Arianespace launch VA 217 Mission accomplished! Ariane 5 ECA orbits ABS-2 and Athena Fidus

On February 6, at 21:30 UT, Arianespace carried out the 58th successful Ariane 5 launch in a row, orbiting two telecommunications satellites: ABS-2 for the operator ABS and Athena-Fidus for Telespazio, on behalf of the French and Italian space agencies.

First Ariane 5 launch in 2014 and 58th successful launch in a row: Arianespace continues to deliver the world’s most reliable launch service!

Today’s successful mission, the 58th in a row for Europe’s Ariane 5 launcher, confirms that Arianespace continues to set the standard for guaranteed access to space for all operators, whether national or international space agencies, private industry or governments.

Following the announcement of the orbital injection of the ABS-2 and Athena Fidus satellites, Arianespace Chairman and CEO Stéphane Israël said, “Today’s launch, the 58th success in a row for Ariane 5 and the 250th launch for our family of Ariane, Soyuz and Vega launchers, confirms the unrivaled reliability and availability of our launch systems. I would like to underscore our pride this evening in being able to meet the requirements of two customers that symbolize Arianespace’s dual mission: to offer highly reliable services to private operators from around the world, like ABS, and to guarantee independent access to space to European governments, today for the French and Italian ministries of defense and homeland security units working in partnership with CNES, ASI and Telespazio. I would like to thank ABS for entrusting us with their first launch contract, and also thank Telespazio, along with customers CNES and ASI, for their loyalty. In addition, I would like to express my gratitude to Airbus Defence & Space, as the industrial prime contractor for Ariane 5, to the rest of the European space industry and to the teams from CNES-CSG for today’s magnificent success.”

A launch for a global operator, ABS

ABS is one of the fastest growing global satellite operators in the world. ABS operates a fleet of five satellites, which will now include ABS-2. In addition, ABS has ordered two new satellites, slated for launch in the next two years.

The ABS-2 satellite was built by Space Systems/Loral (SS/L) using the LS-1300 platform. It weighed more than 6,330 kg at launch, and will be positioned in geostationary orbit at 75 degrees East. Fitted with C, Ku and Ka-band transponders, it will provide telecommunications, direct-to-home (DTH) broadcasting, multimedia and data transmission services for Africa, the Asia-Pacific, Europe, the Middle East, Russia and the Commonwealth of Independent States (CIS).

ABS-2 is the 43rd satellite built by Space Systems/Loral to be launched by Arianespace.

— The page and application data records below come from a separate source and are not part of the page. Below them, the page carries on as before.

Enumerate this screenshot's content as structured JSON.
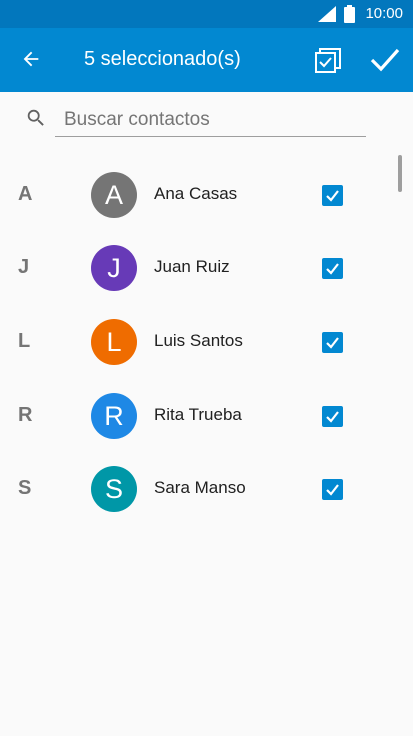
{
  "status": {
    "time": "10:00",
    "signal_icon": "signal-icon",
    "battery_icon": "battery-icon"
  },
  "appbar": {
    "title": "5 seleccionado(s)",
    "back_icon": "back-arrow-icon",
    "select_all_icon": "select-all-icon",
    "done_icon": "checkmark-icon",
    "color": "#0288d1"
  },
  "search": {
    "placeholder": "Buscar contactos",
    "value": ""
  },
  "contacts": [
    {
      "section": "A",
      "initial": "A",
      "name": "Ana Casas",
      "avatar_color": "#757575",
      "checked": true
    },
    {
      "section": "J",
      "initial": "J",
      "name": "Juan Ruiz",
      "avatar_color": "#673ab7",
      "checked": true
    },
    {
      "section": "L",
      "initial": "L",
      "name": "Luis Santos",
      "avatar_color": "#ef6c00",
      "checked": true
    },
    {
      "section": "R",
      "initial": "R",
      "name": "Rita Trueba",
      "avatar_color": "#1e88e5",
      "checked": true
    },
    {
      "section": "S",
      "initial": "S",
      "name": "Sara Manso",
      "avatar_color": "#0097a7",
      "checked": true
    }
  ]
}
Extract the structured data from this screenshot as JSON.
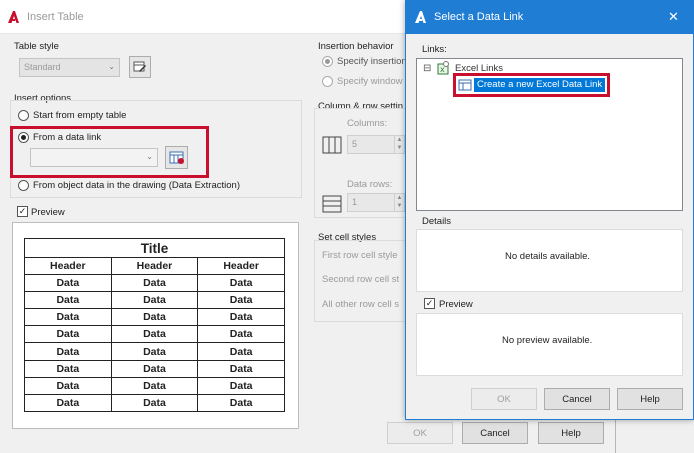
{
  "insert_table": {
    "title": "Insert Table",
    "table_style": {
      "label": "Table style",
      "value": "Standard"
    },
    "insert_options": {
      "label": "Insert options",
      "option_empty": "Start from empty table",
      "option_data_link": "From a data link",
      "option_object_data": "From object data in the drawing (Data Extraction)"
    },
    "preview_label": "Preview",
    "preview_table": {
      "title": "Title",
      "headers": [
        "Header",
        "Header",
        "Header"
      ],
      "cell": "Data"
    },
    "insertion_behavior": {
      "label": "Insertion behavior",
      "option_point": "Specify insertion",
      "option_window": "Specify window"
    },
    "column_row": {
      "label": "Column & row settin",
      "columns_label": "Columns:",
      "columns_value": "5",
      "data_rows_label": "Data rows:",
      "data_rows_value": "1"
    },
    "cell_styles": {
      "label": "Set cell styles",
      "first_row": "First row cell style",
      "second_row": "Second row cell st",
      "all_other": "All other row cell s"
    },
    "buttons": {
      "ok": "OK",
      "cancel": "Cancel",
      "help": "Help"
    }
  },
  "data_link": {
    "title": "Select a Data Link",
    "close_glyph": "✕",
    "links_label": "Links:",
    "tree_root": "Excel Links",
    "tree_expander": "⊟",
    "tree_child": "Create a new Excel Data Link",
    "details_label": "Details",
    "details_text": "No details available.",
    "preview_label": "Preview",
    "preview_text": "No preview available.",
    "buttons": {
      "ok": "OK",
      "cancel": "Cancel",
      "help": "Help"
    }
  },
  "colors": {
    "accent_red": "#c8102e",
    "selection_blue": "#0078d7",
    "title_bar_blue": "#1f7dd4"
  }
}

A dual mission: for civil and military communications

Athena-Fidus (Access on THeatres for European Nations Allied forces – French Italian Dual Use Satellite) is a French-Italian telecommunications satellite using state-of-the-art technologies to provide broadband Internet services. Operated jointly by the French and Italian space agencies, CNES and ASI, respectively, it will provide telecommunications services to both armed forces and homeland security units in France and Italy, along with the capacity offered by the countries’ Syracuse 3 and Sicral satellites.

Athena-Fidus was built by Thales Alenia Space using a Spacebus 4000B2 platform. Weighing 3,080 kg at launch, it offers a design life exceeding 15 years.

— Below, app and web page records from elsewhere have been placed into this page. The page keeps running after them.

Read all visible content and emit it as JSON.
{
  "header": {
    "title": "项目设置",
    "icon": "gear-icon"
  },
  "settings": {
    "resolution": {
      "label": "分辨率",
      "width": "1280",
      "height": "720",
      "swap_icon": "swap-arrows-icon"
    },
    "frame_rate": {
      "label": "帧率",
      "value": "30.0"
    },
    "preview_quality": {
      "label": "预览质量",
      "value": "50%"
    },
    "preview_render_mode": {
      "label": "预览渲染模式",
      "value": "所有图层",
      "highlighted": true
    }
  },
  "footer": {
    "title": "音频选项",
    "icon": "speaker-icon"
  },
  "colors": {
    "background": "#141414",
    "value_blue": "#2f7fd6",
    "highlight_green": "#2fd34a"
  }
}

It is the 130th payload built by Thales Alenia Space and launched by Arianespace.

The ABS-2/Athena-Fidus mission at a glance

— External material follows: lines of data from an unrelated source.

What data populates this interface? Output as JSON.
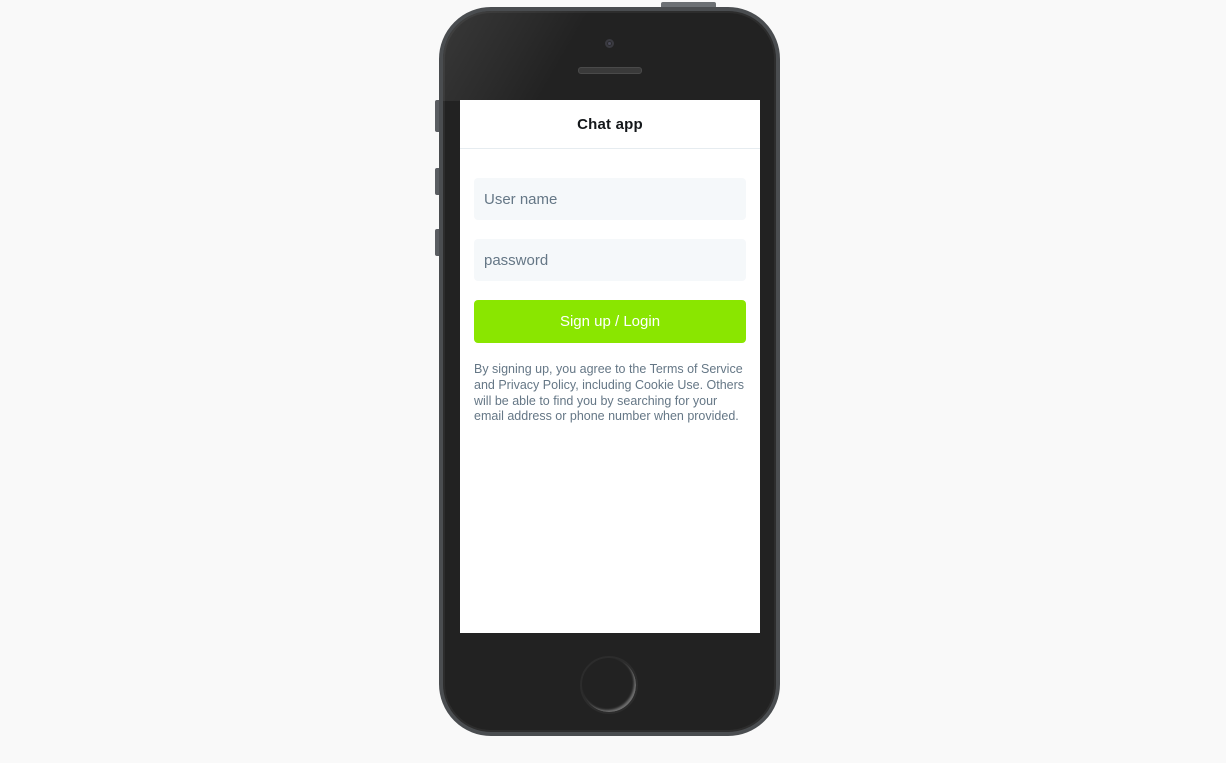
{
  "app": {
    "title": "Chat app"
  },
  "login_form": {
    "username_placeholder": "User name",
    "username_value": "",
    "password_placeholder": "password",
    "password_value": "",
    "submit_label": "Sign up / Login",
    "terms_text": "By signing up, you agree to the Terms of Service and Privacy Policy, including Cookie Use. Others will be able to find you by searching for your email address or phone number when provided."
  },
  "colors": {
    "accent": "#8ae600",
    "page_background": "#f9f9f9",
    "device_body": "#222222",
    "input_background": "#f5f8fa",
    "muted_text": "#657786"
  },
  "icons": {
    "camera": "front-camera-icon",
    "speaker": "earpiece-speaker-icon",
    "home": "home-button-icon"
  }
}
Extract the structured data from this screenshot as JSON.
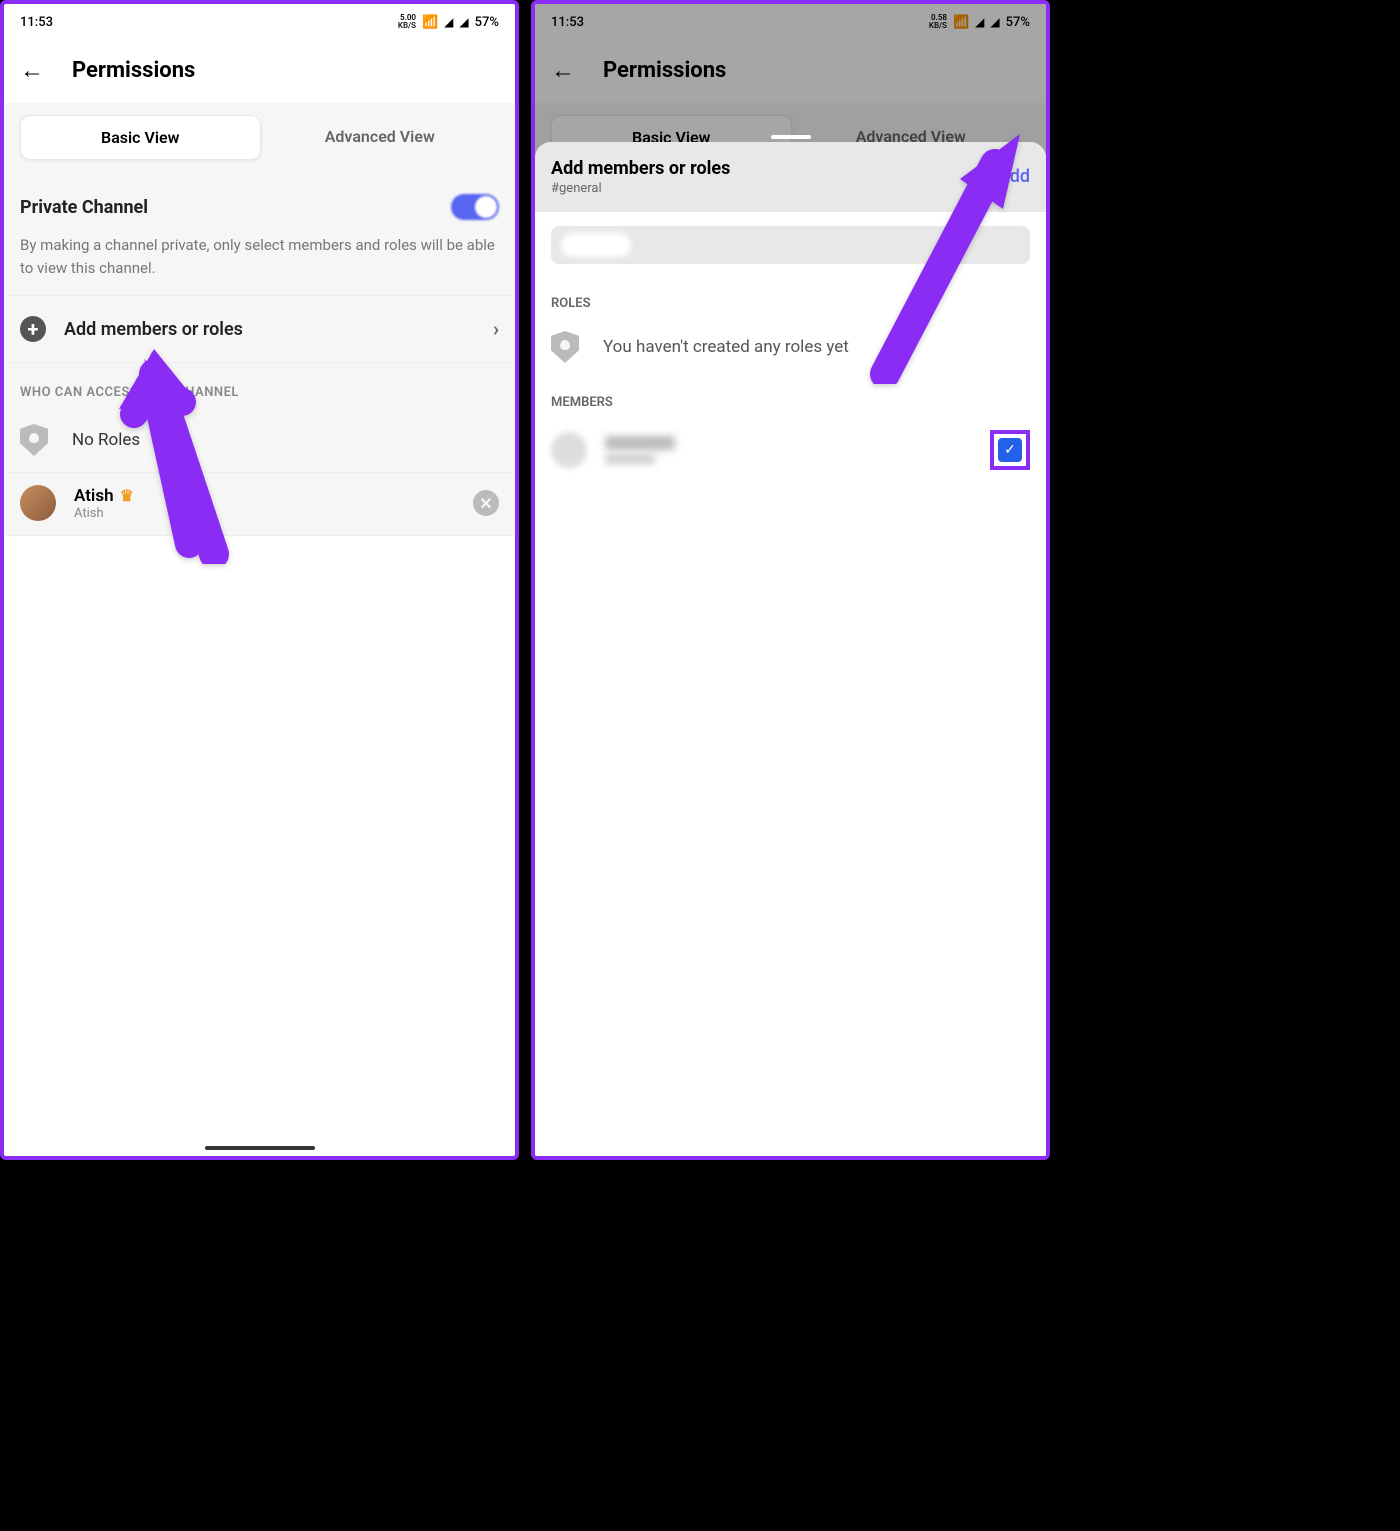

The mission was carried out by an Ariane 5 ECA launcher from Europe’s Spaceport in Kourou, French Guiana. Liftoff was on Thursday, February 6, 2014 at 5:30 pm local time in Kourou (3:30 pm in Washington, D.C., 20:30 UT, 9:30 pm in Paris, and on Friday, February 7 at 4:30 am in Hong Kong).

This was the 216th Ariane launch. Airbus Defence & Space is the industrial prime contractor for Ariane launch vehicles. The Ariane 5 ECA used on this mission boosted 10,214 kg into geostationary transfer orbit, including 9,410 kg for the two satellites.